Wall Street’s key benchmarks crept upward Tuesday after U.S. stocks started the week lower in a choppy session wrought by mixed corporate earnings and renewed Federal Reserve worries ahead of a fresh inflation report due out Thursday.
After struggling for direction at open, the S&P 500 edged 0.43% higher, while the Dow Jones Industrial Average advanced 214.36 points, or +0.61%. The tech-heavy Nasdaq was up 99.28 points, or 0.71%.
Mixed fourth quarter results from U.S. tech giants have weighed on investors already grappling with a Fed readying to tighten monetary conditions and raise interest rates as soon as next month. Stocks slid last week following a disappointing outlook from Meta Platforms (FB) and posted a sharp comeback following an earnings beat by Amazon’s (AMZN). Another trove of results lies in store for investors this week from companies including Disney (DIS), Uber (UBER), Lyft (LYFT), Pfizer (PFE) and Coca-Cola (KO). Peloton (PTON) will also unveil its 2021 year-end figures amid reports that companies including Amazon and Nike (NKE) are weighing potential acquisition bids.
“The first few weeks of this year were driven much more by macro concerns — higher interest rates, pricing the Fed, inflation,” Stuart Kaiser, UBS head of equity derivatives research, told Yahoo Finance Live. “Since then, we’ve had a window of opportunity where earnings took over.”
Despite a steep sell-off in Meta, other tech companies reported strong earnings that allowed the market to recover, Kaiser added.
“Now that that’s over – about 70% of S&P companies and 80% of tech companies reported earnings – we do think the focus shifts back to the macro side of the ledger this week,” he said, adding that the European Central Bank and Bank of England are tightening monetary policy along with the Fed and a series of high inflation prints are expected in coming months. “When we put that all together, we don’t think the bumpy ride is over.”

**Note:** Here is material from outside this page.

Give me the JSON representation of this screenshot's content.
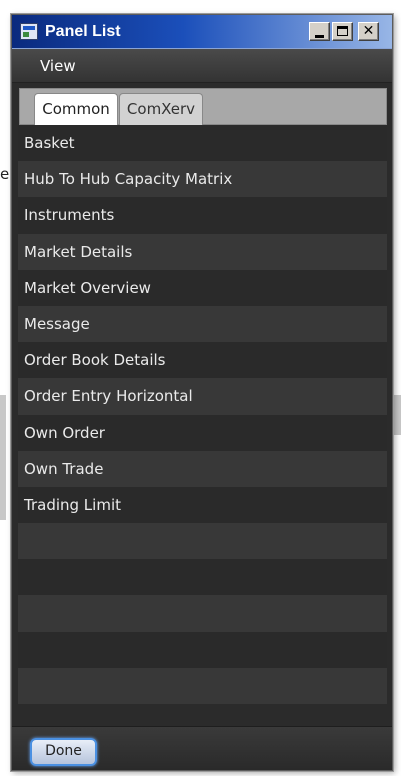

The Consumer Price Index (CPI) will be closely watched on Thursday and is likely to show another multi-decade high print on inflation, a reading that could prompt the Fed to assert the more hawkish stance it has taken on. Economists expect a headline CPI print of 7.3% in January over last year, which would mark the fastest rise since 1982, according to consensus estimates compiled by Bloomberg.
Bank of America said in a note out Monday that more downside in equities is likely — at least according to history.
The S&P 500 year-to-date-correction from early to late January was 9.8% on a daily closing price basis. During the midterm year of a U.S. presidential cycle, corrections on the S&P 500 averaged 20%, BofA technical research strategist Stephen Suttmeier pointed out. In 17 of 21 midterm years, the S&P 500 had corrections greater than 9.8%, 15 years saw corrections of 15% or more, and…